The essays in this volume constitute an exceptionally broad and inclusive account of Chinese literature and performing arts since 1949. Extending beyond fiction to poetry and drama, and covering song, opera, and film as well, these essays reveal a more lively and varied cultural life than that disclosed by studies confined to fiction and literary politics.
Rather than stopping at the assumption that art reflects Party or government policy, the essays uncover the traditional roots of popular literature and performing art by employing literary and artistic methods of analysis. While often lacking in appeal to Western audiences, these popular arts nonetheless have their own artistic validity and convey complex meanings to broadly based Chinese audiences.

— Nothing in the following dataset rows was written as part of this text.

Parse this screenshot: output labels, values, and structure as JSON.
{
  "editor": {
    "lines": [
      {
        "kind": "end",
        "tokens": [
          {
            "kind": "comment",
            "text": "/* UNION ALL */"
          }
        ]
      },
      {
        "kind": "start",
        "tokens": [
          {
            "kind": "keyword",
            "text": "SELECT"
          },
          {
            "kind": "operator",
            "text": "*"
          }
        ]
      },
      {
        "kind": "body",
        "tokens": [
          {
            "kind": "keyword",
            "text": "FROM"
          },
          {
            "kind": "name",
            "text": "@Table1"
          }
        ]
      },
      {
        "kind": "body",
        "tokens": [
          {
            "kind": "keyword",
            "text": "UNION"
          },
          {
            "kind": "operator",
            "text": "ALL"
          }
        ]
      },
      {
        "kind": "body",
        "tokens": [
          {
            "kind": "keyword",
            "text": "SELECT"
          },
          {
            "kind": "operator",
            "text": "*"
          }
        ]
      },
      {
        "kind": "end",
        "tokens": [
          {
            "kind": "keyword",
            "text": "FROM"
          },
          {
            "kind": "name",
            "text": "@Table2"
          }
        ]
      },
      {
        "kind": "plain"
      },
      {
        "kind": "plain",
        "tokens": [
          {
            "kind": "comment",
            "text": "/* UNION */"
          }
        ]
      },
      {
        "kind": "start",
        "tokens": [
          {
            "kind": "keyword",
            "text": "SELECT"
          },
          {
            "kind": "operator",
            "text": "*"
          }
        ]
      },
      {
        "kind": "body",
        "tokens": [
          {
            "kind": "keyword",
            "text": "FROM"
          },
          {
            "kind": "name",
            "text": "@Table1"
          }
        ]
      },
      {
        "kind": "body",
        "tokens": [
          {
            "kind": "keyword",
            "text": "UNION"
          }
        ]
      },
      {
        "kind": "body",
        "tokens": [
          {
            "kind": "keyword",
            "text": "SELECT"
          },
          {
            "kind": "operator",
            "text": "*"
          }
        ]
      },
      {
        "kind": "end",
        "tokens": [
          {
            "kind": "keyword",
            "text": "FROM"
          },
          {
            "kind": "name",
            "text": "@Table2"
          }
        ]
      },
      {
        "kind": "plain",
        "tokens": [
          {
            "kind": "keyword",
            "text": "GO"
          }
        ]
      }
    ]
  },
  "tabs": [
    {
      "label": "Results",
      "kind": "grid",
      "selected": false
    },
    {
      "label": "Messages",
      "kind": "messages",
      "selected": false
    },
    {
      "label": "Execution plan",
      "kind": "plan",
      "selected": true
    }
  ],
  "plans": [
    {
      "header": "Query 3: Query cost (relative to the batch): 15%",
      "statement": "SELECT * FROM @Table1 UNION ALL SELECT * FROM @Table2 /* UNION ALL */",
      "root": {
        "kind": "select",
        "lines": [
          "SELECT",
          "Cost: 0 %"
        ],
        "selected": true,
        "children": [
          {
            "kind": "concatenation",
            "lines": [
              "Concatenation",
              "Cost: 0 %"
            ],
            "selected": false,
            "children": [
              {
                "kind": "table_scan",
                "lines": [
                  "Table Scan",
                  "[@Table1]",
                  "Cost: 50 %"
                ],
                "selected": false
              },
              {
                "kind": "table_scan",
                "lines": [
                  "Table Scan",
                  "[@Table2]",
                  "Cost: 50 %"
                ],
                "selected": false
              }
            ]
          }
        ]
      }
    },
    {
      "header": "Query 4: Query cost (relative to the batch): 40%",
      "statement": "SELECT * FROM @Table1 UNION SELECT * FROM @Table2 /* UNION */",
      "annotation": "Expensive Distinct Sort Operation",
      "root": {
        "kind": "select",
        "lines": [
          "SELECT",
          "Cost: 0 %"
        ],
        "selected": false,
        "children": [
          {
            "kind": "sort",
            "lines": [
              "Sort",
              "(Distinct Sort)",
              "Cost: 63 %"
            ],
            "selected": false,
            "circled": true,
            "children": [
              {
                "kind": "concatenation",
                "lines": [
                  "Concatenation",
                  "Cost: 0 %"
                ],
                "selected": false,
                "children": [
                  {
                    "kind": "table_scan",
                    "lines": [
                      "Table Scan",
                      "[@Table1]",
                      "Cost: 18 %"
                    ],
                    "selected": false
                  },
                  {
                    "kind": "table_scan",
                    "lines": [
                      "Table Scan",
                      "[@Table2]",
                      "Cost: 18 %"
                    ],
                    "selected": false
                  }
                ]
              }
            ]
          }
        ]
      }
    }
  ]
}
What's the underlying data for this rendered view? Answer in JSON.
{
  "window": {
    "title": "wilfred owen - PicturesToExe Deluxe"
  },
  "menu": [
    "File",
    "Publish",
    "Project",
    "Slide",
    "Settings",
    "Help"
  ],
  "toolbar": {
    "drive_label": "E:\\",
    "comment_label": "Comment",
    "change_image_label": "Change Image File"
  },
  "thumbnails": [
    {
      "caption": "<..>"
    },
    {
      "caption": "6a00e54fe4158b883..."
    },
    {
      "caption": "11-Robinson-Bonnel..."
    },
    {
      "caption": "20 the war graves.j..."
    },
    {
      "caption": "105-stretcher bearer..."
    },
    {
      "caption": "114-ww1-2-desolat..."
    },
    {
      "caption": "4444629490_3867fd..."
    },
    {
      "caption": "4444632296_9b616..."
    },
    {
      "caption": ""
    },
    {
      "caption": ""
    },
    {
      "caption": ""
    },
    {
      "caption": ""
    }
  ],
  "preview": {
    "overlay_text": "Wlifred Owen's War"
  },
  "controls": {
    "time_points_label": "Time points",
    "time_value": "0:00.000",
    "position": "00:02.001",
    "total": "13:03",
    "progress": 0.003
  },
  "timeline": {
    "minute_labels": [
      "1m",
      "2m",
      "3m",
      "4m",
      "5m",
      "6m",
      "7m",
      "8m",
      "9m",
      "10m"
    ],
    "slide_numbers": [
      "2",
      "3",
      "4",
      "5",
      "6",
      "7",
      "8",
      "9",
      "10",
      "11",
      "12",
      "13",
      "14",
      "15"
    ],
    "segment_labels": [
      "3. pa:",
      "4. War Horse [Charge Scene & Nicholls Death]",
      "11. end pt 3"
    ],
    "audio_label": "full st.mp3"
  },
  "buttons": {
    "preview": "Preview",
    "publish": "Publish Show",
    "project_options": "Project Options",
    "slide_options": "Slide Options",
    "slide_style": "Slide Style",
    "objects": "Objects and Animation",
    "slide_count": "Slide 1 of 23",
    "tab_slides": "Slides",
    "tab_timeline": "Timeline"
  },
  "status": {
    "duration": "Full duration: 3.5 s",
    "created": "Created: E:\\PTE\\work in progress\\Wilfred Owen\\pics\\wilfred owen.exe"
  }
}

The materials and analyses presented here have social as well as cultural relevance. Variety and change rather than monolithic uniformity have characterized post-1949 cultural bureaucracies, writers, performers, and audiences.
This title is part of UC Press's Voices Revived program, which commemorates University of California Press’s mission to seek out and cultivate the brightest minds and give them voice, reach, and impact. Drawing on a backlist dating to 1893, Voices Revived makes high-quality, peer-reviewed scholarship accessible once again using print-on-demand technology. This title was originally published in 1984.